  • The Scajaquada is a crippled creek

    The story got started in 2013 when reporter Dan Telvock noticed raw sewage in a section of the creek that passes through Buffalo’s prized Delaware Park and a strong urine smell in a section of the creek that runs through Buffalo’s largest cemetery. In May 2013, the state enacted the Sewage Pollution Right to Know Act, which for the first time provided a public database of most sewage overflows by locality. This data shows that the most sewer overflows happen in Scajaquada Creek and the biggest offender is Cheektowaga’s sewer system. From there, Telvock used the state Freedom of Information Law to obtain hundreds of documents that detailed Cheektowaga’s sewer overflows, to include volumes and locations.
  • MSD

    Corruption in the Louisville Metropolitan Sewer District. The MSD oversees sewer treatment, storm water management and Ohio river flood control for the several hundred thousand people who live in Louisville and Jefferson County, Kentucky. Throughout the investigation, The Courier-Journal discovered that MSD board members owned companies that they were doing business with the agency they served, excessive bonuses to top officials, and a secret $140,000 lawsuit with an HR chief when he threatened a whisteblower lawsuit.
  • Gambling on Growth

    For years, St. Cloud-area cities have used public financing to pay upfront for improving roads and extending water and sewer utilities to new housing developments. Developers were supposed to pay off the debt through assessments, but many are falling behind on payments, leaving cities to bear the cost.
  • Jefferson County (Ala.) Sewer Bonds: Penetrating the Fog of Municipal Debt

    Until early 2008, no one paid attention to Jefferson County sewer debt.

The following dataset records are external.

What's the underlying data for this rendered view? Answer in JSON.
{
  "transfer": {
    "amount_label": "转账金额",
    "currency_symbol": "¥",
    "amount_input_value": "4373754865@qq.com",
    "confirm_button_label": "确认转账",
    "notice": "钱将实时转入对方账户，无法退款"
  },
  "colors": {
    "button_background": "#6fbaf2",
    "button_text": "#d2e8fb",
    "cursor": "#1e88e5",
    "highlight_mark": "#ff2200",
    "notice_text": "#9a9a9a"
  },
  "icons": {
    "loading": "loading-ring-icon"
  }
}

That is when auction-rate-security auctions began to fail and two municipal bond insurers for county bonds were downgraded. Soon, the most populous county in Alabama faced the threat of the largest municipal bankruptcy in U.S. history.
  • PharmaWater

    "The year-month long project by the AP National Investigative Team found that drugs- mostly the residue of medications taken by people, excreted and flushed down the toilet- have gotten into the drinking water supplies of at least 41 million Americans in at least 24 major metropolitan areas, from Southern California to Norther New Jersey." A follow-up was written after the original series.
  • The Cost of Liability

    "We set out to find how much money cities and schools are paying for accidents. We were looking for two things: 1. Large payouts for accidents that we weren't previously aware of. 2. Trend of accidents caused by city/school negligence."
  • Low Rates Cost E.M. $2 million

    "East Moline, Ill. lost out on more than $2 million over eight years by not charging other municipalities the water and sewer rates approved by aldermen. The city undercharged the municipalities it serves for sewage treatment, and overcharged them for water usage."
  • Cape Utilities

    "Property owners in the City of Cape Coral, FL were being asked to pay as much as $40,000 when public utilities (water, sewer, irrigation) lines were installed in front of their homes." The city paid major profits to one contractor, and then overcharged for the utilities and "ignored millions of dollars in savings."